Lingering uncertainty explains why investors still regard Dubai as one of the six governments most likely to default. While improving global markets have helped lower the cost of borrowing for the UAE and for Dubai, Dubai's bonds remain one of the most expensive debts in the world to insure, ranking just above Iceland. By Deutsche Bank's estimates, Dubai will need to repay $6.8bn between now and the end of the year. Next year it will need to come up with another $10.1bn. It will need $12.1bn in 2011, $15.2bn in 2012 and $4.8bn in 2013.
How it will service that debt remains an open question. Some economists believe it will take years before trade, tourism and property, Dubai's lifeblood, recover to pre-crisis levels. Will Dubai need federal support until they do? If it does, can the Federal Government afford it? It turns out that most, if not all, the Dh50bn injected by the Ministry of Finance into the nation's banks back in February was borrowed from the Central Bank, analysts say.
This money came from the Central Bank at a time when its published assets were $48.3bn. The Central Bank then lent $10bn to Dubai by buying the emirate's bonds. Why lend Dubai US dollars? Most of Dubai's debts are in dollars, for starters. And many economists postulated that by doing so, the Central Bank might have thought that its foreign currency reserve levels would remain unchanged. They didn't. Lending dollars domestically turned $10bn in foreign-exchange reserves into domestic foreign-exchange assets.
But those assets didn't show up in the balance sheet for the quarter ending March 31 that the Central Bank submits to the IMF, according to Deutsche Bank. Not only did the Central Bank's foreign-exchange reserves not decline by the amount needed to buy Dubai's bonds, but the Central Bank's reported claims on official entities remained at zero. Where, Ms Grady asks, did Dubai's bonds disappear to and did it ever get the $10bn from the Central Bank?
More importantly, can the Central Bank afford to buy $10bn more? Dubai plans to sell a second $10bn before the end of the year. And given that Dubai has been unwilling to open its books to secure a credit rating, and that the Dubai Financial Support Fund it set up in July to administer the funds has said it won't say how they're used, few private investors are likely to want to buy them. That leaves the Central Bank as the only likely buyer. But with an estimated $24bn in forex reserves left, economists say buying another $10bn could leave the Central Bank perilously low on dollar reserves, particularly in a country that pegs its currency to the dollar.
This is where the fuzzy logicians leap in to cry "Oil!". Oil wealth will spring from the ground to fill the nation's wells of debt, they say. But nearly all of that wealth belongs to Abu Dhabi, and there is no explicit mechanism for transferring that wealth from Abu Dhabi to the Central Bank or to the Federal Government. We've all lived comfortably assuming that it can be, with no idea precisely how.
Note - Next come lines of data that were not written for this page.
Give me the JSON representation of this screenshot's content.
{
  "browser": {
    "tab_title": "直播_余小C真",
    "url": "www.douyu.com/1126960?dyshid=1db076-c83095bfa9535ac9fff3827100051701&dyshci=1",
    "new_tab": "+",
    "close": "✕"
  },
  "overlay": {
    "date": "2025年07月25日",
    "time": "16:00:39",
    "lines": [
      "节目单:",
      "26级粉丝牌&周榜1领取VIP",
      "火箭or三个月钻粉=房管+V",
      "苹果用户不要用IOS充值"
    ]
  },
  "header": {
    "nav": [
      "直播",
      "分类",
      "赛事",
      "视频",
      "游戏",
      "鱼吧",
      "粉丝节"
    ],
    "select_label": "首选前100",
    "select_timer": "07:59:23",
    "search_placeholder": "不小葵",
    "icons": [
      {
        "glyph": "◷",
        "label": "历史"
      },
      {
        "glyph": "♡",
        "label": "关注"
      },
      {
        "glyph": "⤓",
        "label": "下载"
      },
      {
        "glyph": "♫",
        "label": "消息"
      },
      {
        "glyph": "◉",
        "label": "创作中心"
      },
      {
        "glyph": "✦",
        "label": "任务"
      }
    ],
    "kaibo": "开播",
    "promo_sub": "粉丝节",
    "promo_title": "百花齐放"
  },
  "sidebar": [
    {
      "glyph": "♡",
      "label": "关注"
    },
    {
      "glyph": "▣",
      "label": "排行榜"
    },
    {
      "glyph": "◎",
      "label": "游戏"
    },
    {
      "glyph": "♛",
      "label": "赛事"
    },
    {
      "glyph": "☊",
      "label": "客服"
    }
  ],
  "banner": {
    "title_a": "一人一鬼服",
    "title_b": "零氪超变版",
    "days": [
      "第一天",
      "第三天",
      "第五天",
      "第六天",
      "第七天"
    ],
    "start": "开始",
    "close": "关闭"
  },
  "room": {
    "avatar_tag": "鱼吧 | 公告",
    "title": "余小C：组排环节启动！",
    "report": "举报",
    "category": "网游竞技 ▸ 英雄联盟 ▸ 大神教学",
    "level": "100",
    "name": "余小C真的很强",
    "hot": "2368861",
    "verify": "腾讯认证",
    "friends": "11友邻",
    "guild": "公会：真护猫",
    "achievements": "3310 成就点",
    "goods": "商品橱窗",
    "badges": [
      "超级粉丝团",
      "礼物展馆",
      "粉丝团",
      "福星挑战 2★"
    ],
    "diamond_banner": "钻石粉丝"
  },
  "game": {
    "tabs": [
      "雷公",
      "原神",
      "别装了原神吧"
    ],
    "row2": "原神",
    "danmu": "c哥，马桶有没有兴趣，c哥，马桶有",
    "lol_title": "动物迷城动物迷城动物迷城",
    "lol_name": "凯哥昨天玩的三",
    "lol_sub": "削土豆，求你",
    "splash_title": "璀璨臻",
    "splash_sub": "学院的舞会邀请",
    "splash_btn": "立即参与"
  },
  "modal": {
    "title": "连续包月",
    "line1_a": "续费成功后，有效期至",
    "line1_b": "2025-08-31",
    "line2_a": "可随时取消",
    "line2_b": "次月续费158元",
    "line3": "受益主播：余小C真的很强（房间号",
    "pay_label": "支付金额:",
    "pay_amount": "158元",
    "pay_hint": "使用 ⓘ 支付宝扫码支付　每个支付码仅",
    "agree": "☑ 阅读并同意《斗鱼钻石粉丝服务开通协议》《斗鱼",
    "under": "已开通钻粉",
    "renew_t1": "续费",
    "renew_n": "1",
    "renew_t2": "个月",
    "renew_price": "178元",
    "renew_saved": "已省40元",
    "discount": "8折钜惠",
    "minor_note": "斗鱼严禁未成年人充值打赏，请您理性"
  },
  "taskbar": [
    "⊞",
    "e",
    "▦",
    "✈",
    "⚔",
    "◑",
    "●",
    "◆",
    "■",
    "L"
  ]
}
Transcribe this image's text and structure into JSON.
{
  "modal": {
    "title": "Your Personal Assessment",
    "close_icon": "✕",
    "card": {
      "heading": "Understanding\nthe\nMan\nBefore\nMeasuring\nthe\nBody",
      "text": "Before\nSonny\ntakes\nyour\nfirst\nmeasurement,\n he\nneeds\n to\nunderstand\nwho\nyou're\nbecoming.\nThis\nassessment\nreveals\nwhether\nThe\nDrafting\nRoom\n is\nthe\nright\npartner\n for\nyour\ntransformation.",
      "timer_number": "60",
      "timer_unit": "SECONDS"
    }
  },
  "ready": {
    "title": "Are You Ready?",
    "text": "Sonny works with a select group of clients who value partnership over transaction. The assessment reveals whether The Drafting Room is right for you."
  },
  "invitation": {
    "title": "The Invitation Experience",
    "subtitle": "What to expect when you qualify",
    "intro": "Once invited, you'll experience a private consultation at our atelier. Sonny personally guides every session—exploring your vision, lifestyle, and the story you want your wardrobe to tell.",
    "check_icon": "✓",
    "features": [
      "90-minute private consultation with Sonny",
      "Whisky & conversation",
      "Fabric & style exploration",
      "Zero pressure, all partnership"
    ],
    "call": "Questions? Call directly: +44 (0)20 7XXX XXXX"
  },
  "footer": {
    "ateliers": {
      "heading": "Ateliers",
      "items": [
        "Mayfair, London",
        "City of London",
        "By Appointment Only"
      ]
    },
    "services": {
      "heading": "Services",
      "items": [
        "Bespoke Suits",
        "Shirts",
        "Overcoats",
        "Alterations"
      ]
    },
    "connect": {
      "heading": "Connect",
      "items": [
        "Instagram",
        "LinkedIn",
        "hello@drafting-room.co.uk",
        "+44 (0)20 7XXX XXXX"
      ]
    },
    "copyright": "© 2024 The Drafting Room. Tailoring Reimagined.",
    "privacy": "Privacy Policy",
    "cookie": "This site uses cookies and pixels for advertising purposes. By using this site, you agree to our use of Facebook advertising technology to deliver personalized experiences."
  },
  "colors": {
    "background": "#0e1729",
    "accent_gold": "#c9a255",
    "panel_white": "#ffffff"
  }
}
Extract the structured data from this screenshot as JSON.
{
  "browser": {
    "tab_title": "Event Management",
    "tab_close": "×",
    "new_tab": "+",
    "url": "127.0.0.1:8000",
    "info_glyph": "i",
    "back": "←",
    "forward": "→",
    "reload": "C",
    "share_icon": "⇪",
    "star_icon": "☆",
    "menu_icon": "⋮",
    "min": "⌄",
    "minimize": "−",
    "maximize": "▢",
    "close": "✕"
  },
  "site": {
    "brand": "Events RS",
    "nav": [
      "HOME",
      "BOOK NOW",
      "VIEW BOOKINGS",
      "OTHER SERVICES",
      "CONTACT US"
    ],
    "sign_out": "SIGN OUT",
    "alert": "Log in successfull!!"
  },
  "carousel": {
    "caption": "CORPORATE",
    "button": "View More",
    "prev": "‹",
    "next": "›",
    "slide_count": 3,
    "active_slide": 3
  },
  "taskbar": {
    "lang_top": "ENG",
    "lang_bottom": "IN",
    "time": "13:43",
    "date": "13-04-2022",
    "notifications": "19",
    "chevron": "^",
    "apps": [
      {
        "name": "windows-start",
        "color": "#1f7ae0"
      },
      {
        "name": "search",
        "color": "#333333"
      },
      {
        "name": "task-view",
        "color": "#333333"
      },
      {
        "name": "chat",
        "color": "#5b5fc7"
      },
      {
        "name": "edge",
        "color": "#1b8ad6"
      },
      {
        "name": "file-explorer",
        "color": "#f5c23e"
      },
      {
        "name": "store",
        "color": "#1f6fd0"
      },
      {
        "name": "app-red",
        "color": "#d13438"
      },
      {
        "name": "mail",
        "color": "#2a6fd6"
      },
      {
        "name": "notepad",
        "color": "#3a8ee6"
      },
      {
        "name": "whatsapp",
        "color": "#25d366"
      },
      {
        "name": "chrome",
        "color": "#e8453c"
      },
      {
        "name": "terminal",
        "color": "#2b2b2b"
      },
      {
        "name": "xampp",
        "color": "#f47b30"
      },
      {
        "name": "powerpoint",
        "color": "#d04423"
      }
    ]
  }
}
Until we have one, no amount of fuzzy assurances from officials can fully restore confidence. Solvency isn't a state of mind. Like pregnancy, a government cannot be mostly solvent, almost solvent or sometimes solvent. It either is or it isn't. firstname.lastname@example.org